Probably most USB storage device will use the bulk transport layer. Below the transport layer there might be different protocols like ATA or SCSI but luckily (for the purpose of debugging) all the commands seen on the trace data are SCSI. As examples on different protocols, here are the relevant parts of lsusb from USB storage I got:

Bus 001 Device 042: ID 067b:2517 Prolific Technology, Inc. Flash Disk Mass Storage Device
...
      bInterfaceClass         8 Mass Storage
      bInterfaceSubClass      5 SFF-8070i
      bInterfaceProtocol     80

Bus 001 Device 039: ID 04b4:6830 Cypress Semiconductor Corp. CY7C68300A EZ-USB AT2 USB 2.0 to ATA/ATAPI
...
      bInterfaceClass         8 Mass Storage
      bInterfaceSubClass      6 SCSI
      bInterfaceProtocol     80 Bulk (Zip)

Even as both drives have a different interface subclass, both use bulk transfers as the protocol and the command blocks and their results are using the SCSI commands protocol. Looking at some examples, there is a certain pattern in the messages going forth and back. Anything going through the transport layer will trigger two lines in the trace.

dd176480 4157531894 S Bo:1:042:1 -115 31 = 55534243 01000000 24000000 80000c12 00000024 00000000 00000000 000000
dd176480 4157532036 C Bo:1:042:1 0 31 >
dd176380 4157532077 S Bi:1:042:2 -115 36 <
dd176380 4157532790 C Bi:1:042:2 0 36 = 00800001 37000000 436f7273 61697220 466c6173 6820566f 79616765 72202020
dd176480 4157532830 S Bi:1:042:2 -115 13 <
dd176480 4157532898 C Bi:1:042:2 0 13 = 55534253 01000000 00000000 00

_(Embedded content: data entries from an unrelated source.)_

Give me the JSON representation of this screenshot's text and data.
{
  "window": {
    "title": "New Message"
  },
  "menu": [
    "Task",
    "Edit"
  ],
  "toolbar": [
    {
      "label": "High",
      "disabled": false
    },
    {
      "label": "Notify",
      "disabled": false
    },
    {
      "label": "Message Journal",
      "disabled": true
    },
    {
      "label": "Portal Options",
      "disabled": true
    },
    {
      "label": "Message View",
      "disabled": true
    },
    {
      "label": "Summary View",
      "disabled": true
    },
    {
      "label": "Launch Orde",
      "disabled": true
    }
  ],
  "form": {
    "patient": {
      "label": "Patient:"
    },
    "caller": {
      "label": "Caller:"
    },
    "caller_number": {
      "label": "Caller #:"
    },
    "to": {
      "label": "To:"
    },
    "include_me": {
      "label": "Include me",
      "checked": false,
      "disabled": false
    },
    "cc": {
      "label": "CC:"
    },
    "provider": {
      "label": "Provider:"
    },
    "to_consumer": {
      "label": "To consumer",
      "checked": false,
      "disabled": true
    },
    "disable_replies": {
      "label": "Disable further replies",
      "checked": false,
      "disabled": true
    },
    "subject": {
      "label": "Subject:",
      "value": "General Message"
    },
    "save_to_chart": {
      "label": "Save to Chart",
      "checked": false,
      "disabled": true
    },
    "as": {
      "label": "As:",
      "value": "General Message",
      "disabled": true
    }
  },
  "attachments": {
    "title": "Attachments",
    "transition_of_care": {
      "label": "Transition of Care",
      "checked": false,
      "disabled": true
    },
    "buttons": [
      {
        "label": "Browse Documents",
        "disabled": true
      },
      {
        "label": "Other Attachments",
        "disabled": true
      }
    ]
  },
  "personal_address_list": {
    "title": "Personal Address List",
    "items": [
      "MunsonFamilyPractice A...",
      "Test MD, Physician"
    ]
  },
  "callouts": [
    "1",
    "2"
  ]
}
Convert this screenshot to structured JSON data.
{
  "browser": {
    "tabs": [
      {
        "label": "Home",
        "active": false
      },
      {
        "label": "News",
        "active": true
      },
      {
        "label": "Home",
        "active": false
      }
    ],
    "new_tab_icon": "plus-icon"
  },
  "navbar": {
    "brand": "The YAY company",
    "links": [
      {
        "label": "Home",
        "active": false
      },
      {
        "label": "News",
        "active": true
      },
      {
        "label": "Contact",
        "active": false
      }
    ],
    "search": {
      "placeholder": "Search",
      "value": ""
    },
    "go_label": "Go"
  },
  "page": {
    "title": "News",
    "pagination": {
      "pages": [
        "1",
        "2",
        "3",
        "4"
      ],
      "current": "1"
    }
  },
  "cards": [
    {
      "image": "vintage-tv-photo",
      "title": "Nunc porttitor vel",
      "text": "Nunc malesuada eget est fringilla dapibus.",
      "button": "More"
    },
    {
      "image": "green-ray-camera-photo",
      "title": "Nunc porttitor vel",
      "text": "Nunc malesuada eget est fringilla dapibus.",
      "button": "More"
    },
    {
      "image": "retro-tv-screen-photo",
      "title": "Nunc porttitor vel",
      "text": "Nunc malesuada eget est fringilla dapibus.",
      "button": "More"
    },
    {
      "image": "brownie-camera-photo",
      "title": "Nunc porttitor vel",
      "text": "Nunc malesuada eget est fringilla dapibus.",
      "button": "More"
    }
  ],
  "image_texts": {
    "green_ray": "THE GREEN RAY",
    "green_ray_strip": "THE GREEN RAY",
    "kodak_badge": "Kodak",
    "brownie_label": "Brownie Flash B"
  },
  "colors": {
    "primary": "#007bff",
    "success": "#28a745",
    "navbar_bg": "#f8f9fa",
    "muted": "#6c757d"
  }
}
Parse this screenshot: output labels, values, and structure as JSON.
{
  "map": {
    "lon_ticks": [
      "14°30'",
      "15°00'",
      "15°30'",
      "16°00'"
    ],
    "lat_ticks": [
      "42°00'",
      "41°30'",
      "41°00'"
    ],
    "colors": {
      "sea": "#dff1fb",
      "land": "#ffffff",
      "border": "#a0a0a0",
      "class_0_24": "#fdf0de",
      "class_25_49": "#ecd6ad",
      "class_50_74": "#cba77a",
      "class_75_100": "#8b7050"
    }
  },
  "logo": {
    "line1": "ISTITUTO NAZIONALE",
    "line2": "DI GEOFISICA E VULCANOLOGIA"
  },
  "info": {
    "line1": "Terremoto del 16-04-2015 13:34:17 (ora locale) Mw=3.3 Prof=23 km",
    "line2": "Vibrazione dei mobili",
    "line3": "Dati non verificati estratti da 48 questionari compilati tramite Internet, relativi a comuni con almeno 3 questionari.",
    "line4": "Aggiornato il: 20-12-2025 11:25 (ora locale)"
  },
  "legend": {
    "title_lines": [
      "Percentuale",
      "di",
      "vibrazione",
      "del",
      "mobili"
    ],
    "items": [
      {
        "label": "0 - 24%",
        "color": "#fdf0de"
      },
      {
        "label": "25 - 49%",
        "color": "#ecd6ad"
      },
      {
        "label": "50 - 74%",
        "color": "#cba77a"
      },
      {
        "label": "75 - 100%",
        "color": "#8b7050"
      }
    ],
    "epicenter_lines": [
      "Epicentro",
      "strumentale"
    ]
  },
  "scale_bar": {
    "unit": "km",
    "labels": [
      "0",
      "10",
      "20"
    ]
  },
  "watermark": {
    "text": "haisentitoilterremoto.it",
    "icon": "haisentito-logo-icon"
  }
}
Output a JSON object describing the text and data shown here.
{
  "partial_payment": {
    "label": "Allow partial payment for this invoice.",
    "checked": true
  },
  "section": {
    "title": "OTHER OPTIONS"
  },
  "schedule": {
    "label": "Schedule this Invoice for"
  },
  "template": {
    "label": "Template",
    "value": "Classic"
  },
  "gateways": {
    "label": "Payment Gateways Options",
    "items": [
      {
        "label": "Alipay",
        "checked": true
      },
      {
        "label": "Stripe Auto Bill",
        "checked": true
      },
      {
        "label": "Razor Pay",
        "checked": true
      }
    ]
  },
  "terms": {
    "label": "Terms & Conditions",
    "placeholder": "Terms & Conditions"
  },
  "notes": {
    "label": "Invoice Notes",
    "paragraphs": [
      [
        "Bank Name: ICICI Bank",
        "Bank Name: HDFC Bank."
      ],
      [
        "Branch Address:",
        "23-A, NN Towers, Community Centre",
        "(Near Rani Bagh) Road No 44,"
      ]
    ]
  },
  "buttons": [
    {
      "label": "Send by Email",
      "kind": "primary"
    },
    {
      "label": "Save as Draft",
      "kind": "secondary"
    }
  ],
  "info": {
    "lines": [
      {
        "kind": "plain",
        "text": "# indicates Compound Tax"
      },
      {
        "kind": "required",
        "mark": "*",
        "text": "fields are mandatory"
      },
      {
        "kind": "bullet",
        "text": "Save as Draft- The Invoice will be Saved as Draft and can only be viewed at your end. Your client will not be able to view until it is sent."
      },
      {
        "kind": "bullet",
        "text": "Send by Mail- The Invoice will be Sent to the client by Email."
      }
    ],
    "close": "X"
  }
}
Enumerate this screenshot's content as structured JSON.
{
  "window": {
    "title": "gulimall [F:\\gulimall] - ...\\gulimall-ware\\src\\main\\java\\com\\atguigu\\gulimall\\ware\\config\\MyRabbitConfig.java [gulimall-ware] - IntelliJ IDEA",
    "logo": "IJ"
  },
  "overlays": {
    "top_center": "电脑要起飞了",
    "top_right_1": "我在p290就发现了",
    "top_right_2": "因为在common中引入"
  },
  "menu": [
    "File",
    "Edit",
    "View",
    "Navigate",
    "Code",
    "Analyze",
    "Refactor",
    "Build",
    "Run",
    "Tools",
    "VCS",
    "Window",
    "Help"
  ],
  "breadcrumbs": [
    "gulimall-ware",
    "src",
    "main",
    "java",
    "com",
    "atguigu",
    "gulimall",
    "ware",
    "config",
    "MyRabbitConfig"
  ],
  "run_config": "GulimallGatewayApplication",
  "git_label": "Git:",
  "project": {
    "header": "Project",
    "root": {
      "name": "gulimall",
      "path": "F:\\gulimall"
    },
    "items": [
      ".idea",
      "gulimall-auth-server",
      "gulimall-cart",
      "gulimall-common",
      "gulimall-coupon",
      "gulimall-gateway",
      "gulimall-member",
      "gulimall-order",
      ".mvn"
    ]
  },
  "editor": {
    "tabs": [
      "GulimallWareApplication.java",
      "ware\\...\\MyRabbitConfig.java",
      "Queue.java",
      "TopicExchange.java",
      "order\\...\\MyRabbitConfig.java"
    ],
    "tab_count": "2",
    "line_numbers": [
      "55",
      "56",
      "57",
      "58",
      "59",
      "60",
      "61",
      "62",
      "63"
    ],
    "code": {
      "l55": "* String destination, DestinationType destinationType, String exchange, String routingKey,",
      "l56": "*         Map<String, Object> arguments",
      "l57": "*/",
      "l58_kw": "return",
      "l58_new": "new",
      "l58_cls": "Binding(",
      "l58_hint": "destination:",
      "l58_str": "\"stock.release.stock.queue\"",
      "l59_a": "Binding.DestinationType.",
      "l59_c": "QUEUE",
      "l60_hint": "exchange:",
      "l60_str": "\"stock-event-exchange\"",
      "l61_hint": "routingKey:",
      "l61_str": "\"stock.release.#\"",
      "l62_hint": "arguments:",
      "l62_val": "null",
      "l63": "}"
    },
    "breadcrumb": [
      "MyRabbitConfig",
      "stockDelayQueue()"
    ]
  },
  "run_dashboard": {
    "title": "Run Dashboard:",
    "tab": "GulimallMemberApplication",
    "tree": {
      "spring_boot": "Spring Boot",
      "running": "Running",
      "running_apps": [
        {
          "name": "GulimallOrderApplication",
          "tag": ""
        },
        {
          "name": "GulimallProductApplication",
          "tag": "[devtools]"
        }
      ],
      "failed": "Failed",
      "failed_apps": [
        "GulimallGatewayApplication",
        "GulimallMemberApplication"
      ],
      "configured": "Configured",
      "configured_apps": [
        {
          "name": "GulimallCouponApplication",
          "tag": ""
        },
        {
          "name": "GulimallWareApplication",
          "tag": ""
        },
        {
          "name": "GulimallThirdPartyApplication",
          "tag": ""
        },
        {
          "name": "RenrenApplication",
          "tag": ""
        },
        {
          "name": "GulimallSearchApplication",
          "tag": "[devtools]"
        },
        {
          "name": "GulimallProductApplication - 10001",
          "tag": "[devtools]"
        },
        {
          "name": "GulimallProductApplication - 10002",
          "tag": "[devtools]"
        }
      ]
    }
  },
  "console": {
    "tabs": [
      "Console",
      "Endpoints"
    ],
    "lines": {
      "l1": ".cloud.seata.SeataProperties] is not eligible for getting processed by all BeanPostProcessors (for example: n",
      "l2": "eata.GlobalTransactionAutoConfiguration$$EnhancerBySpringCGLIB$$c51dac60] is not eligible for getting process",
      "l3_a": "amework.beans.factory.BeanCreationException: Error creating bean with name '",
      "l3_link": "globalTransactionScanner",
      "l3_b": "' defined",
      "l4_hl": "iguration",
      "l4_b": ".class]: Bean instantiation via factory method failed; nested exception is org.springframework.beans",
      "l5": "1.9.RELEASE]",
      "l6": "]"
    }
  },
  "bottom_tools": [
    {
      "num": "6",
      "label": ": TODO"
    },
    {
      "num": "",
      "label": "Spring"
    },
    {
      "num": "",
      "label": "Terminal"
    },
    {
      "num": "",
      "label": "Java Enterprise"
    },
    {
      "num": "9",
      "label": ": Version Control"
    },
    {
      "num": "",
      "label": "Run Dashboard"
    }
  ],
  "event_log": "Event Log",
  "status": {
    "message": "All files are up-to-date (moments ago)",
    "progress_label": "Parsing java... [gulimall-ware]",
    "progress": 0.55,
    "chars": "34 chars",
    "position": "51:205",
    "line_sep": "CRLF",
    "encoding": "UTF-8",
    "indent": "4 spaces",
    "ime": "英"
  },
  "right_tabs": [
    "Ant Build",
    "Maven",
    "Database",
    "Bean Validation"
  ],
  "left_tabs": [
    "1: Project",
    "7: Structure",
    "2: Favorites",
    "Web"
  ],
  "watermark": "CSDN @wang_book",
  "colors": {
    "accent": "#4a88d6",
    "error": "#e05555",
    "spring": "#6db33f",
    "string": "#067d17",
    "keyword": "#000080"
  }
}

All lines print a reference (pointer) to the USB Request Block (URB), a timestamp, a submission type (Submission or Callback), the data direction (Bulk in/out), the <bus>:<device>:<endpoint>, a status and the length of the transfer.

The first line starts sending a command block. The first word is just an identifier (which is little endian, so looking for that in the source code it would be 0x43425355 "USBC"). The second word is a tag which will see a matching tag on the ending command status. The next word (little endian again) is the size of the data buffer. This is followed by one byte that contains flags (actually it seems to use only one bit to tell whether the command sends (0) or receives (1)). After the flags, comes the logical unit number to which the command is sent. This is usually 0 but some devices have multiple LUNs. Then the size of the actual command string and the command and finally a variable number of command arguments.

+-------------------------------------------------------------------------------+
|                                 Command Block                                 |
+----------+----------+----------+----+----+----+----+--------------------------+
| 55534243 | TTTTTTTT | SSSSSSSS | FF | UU | LL | CC | 112233445566778899aabbcc |
+----------+----------+----------+----+----+----+----+--------------------------+

As seen in the example, the length of the command block is always 31 bytes and the return code to the first step is always -115 (command in progress). When the transport layer has processed that sequence it writes out the following line which shows that it has been processed successfully.

The submission of a bulk in transfer starts the response sequence from the device and the callback to that prints out, what the transport layer received. This data directly relates to the command sent before.

Each communication is finished by receiving the command status for it. Again this is started by a magic identification word and followed by a tag (the same as in the command block). Then followed by the number of bytes not transferred (residue which is little endian too) and the overall status.

+-------------------------------------+
|           Command Status            |
+----------+----------+----------+----+
| 55534253 | TTTTTTTT | RRRRRRRR | SS |
+----------+----------+----------+----+

Kernel/Debugging/USB (last edited 2010-07-21 13:57:51 by jeremyfoshee)